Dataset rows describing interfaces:
-----

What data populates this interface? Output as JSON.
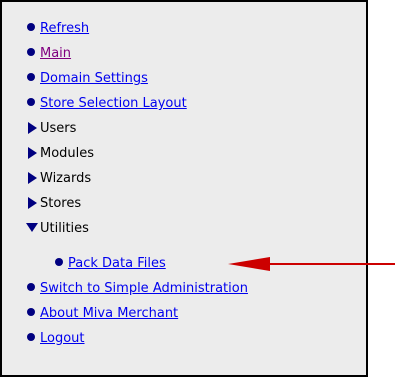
{
  "menu": {
    "items": [
      {
        "label": "Refresh",
        "type": "link",
        "marker": "dot"
      },
      {
        "label": "Main",
        "type": "visited",
        "marker": "dot"
      },
      {
        "label": "Domain Settings",
        "type": "link",
        "marker": "dot"
      },
      {
        "label": "Store Selection Layout",
        "type": "link",
        "marker": "dot"
      },
      {
        "label": "Users",
        "type": "text",
        "marker": "triangle-right"
      },
      {
        "label": "Modules",
        "type": "text",
        "marker": "triangle-right"
      },
      {
        "label": "Wizards",
        "type": "text",
        "marker": "triangle-right"
      },
      {
        "label": "Stores",
        "type": "text",
        "marker": "triangle-right"
      },
      {
        "label": "Utilities",
        "type": "text",
        "marker": "triangle-down"
      },
      {
        "label": "Pack Data Files",
        "type": "link",
        "marker": "dot",
        "sub": true
      },
      {
        "label": "Switch to Simple Administration",
        "type": "link",
        "marker": "dot"
      },
      {
        "label": "About Miva Merchant",
        "type": "link",
        "marker": "dot"
      },
      {
        "label": "Logout",
        "type": "link",
        "marker": "dot"
      }
    ]
  },
  "colors": {
    "panel_bg": "#ececec",
    "link": "#0000ee",
    "visited": "#800080",
    "text": "#000000",
    "bullet": "#000080",
    "callout_arrow": "#cc0000"
  },
  "icons": {
    "dot": "bullet-dot-icon",
    "triangle-right": "collapsed-triangle-icon",
    "triangle-down": "expanded-triangle-icon",
    "callout": "red-callout-arrow-icon"
  }
}
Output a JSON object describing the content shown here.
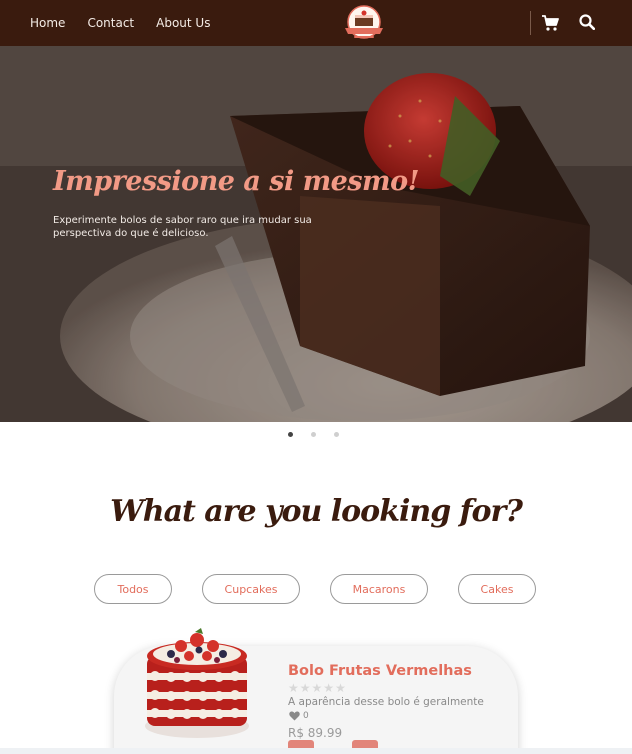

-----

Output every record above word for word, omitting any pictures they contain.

What data populates this interface? Output as JSON.
{
  "menu": {
    "items": [
      {
        "label": "Refresh",
        "type": "link",
        "marker": "dot"
      },
      {
        "label": "Main",
        "type": "visited",
        "marker": "dot"
      },
      {
        "label": "Domain Settings",
        "type": "link",
        "marker": "dot"
      },
      {
        "label": "Store Selection Layout",
        "type": "link",
        "marker": "dot"
      },
      {
        "label": "Users",
        "type": "text",
        "marker": "triangle-right"
      },
      {
        "label": "Modules",
        "type": "text",
        "marker": "triangle-right"
      },
      {
        "label": "Wizards",
        "type": "text",
        "marker": "triangle-right"
      },
      {
        "label": "Stores",
        "type": "text",
        "marker": "triangle-right"
      },
      {
        "label": "Utilities",
        "type": "text",
        "marker": "triangle-down"
      },
      {
        "label": "Pack Data Files",
        "type": "link",
        "marker": "dot",
        "sub": true
      },
      {
        "label": "Switch to Simple Administration",
        "type": "link",
        "marker": "dot"
      },
      {
        "label": "About Miva Merchant",
        "type": "link",
        "marker": "dot"
      },
      {
        "label": "Logout",
        "type": "link",
        "marker": "dot"
      }
    ]
  },
  "colors": {
    "panel_bg": "#ececec",
    "link": "#0000ee",
    "visited": "#800080",
    "text": "#000000",
    "bullet": "#000080",
    "callout_arrow": "#cc0000"
  },
  "icons": {
    "dot": "bullet-dot-icon",
    "triangle-right": "collapsed-triangle-icon",
    "triangle-down": "expanded-triangle-icon",
    "callout": "red-callout-arrow-icon"
  }
}
Output a JSON object describing the content shown here.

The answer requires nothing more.